A poster croppedOn this day 100 years ago, the UK was at war. British Red Cross volunteers were nursing soldiers at home and on the front line. But they needed help. They decided to trial a huge fundraising experiment.

Volunteers and wounded soldiers sold flags to pin on clothing and put on cars. They sold small paper flags for 1d, and silk flags for 6d.

Getting 20 million flags made was a big operation in itself, let alone finding pins for them as “there was a great shortage during the war” according to a Red Cross report.

Red Cross Our Day Fundraisers pin flags on to men's suits

Dames on duty

“Gentle ladies by the thousand” sold flags in London according to The Telegraph on 21 October 1915. “The number of dames on duty during the day” would reach 10,000. Some were on duty and ready to fundraise by half past three in the morning.”

But volunteers weren’t just out in London. “In the country all kinds of schemes were devised for raising money” wrote fundraiser-in-chief Miss May Beeman. “In one place two pigs were sold by mock auction; the pigs changed ownership several times.”

A pin with a picture of a Red Cross nurse

Canaries, kittens and cats

“At Windsor stalls were put up in the High Street and prominent ladies presided over them. At one stall canaries, kittens, cats and dogs were for sale.”

Perhaps the most novel was a marrow-seed competition…So enthusiastically was this taken up that there were 1,580 entries raising £35 17s 11d [over £1,700 today]. Contestants had to guess the number of seeds in a vegetable marrow.”

Collectors raised a staggering £1,036,789 and the annual fundraiser was born.

A Red Cross poster from 1915

£10 a minute

By 1918, the Red Cross needed funds more than ever. As the mayor of London put it, the Red Cross was frantically “relieving the suffering and ministering to the needs of the men who are fighting in our battles.

“The cost is nearly £100,000 per week or nearly £10 per minute.”

A small pin flag with the words Thank you

One of the fundraising flags

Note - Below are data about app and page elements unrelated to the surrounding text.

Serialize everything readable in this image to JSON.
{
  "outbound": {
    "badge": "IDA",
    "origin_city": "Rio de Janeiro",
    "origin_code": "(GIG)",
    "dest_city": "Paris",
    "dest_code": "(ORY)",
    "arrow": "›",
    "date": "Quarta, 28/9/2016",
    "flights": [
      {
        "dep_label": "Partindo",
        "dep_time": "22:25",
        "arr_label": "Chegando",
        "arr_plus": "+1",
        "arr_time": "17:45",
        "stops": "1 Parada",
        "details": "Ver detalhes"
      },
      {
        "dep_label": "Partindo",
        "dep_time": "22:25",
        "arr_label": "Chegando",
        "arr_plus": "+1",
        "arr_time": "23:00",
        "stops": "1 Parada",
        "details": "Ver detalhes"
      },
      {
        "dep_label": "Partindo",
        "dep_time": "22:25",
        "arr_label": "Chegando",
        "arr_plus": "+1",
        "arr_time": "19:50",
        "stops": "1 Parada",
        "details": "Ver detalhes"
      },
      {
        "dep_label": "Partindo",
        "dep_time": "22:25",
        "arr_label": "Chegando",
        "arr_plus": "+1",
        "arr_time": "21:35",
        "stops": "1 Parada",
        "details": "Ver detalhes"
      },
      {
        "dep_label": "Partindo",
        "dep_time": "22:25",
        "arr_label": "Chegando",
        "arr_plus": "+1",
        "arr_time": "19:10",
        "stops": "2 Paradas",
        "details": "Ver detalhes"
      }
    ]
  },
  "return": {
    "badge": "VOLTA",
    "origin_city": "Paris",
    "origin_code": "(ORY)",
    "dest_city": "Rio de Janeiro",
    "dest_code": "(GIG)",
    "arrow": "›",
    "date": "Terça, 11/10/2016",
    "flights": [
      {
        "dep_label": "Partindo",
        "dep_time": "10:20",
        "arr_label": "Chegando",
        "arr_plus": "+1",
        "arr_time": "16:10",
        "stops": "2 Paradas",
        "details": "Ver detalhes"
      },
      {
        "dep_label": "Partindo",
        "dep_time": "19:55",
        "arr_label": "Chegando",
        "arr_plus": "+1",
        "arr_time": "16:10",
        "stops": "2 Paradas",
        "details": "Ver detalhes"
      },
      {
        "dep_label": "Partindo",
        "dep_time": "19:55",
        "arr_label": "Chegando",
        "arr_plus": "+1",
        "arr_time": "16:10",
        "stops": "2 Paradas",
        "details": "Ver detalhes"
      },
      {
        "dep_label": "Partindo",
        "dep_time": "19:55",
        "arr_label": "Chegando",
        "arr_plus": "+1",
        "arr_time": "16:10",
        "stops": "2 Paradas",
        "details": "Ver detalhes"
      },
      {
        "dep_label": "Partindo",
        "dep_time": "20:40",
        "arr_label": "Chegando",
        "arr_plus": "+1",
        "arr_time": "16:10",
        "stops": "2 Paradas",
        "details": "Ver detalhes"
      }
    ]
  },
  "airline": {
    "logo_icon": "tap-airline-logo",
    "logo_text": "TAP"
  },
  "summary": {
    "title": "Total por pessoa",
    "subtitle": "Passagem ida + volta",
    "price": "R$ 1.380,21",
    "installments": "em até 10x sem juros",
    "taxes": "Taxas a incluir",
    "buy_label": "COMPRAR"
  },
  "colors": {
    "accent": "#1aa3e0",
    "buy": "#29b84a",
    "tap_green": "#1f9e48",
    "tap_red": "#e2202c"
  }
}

Our Day might have stopped but the British Red Cross continues to rely on its fantastic volunteers and generous supporters. Together we’re still helping people in crisis in the UK and overseas. Thank you for all your support.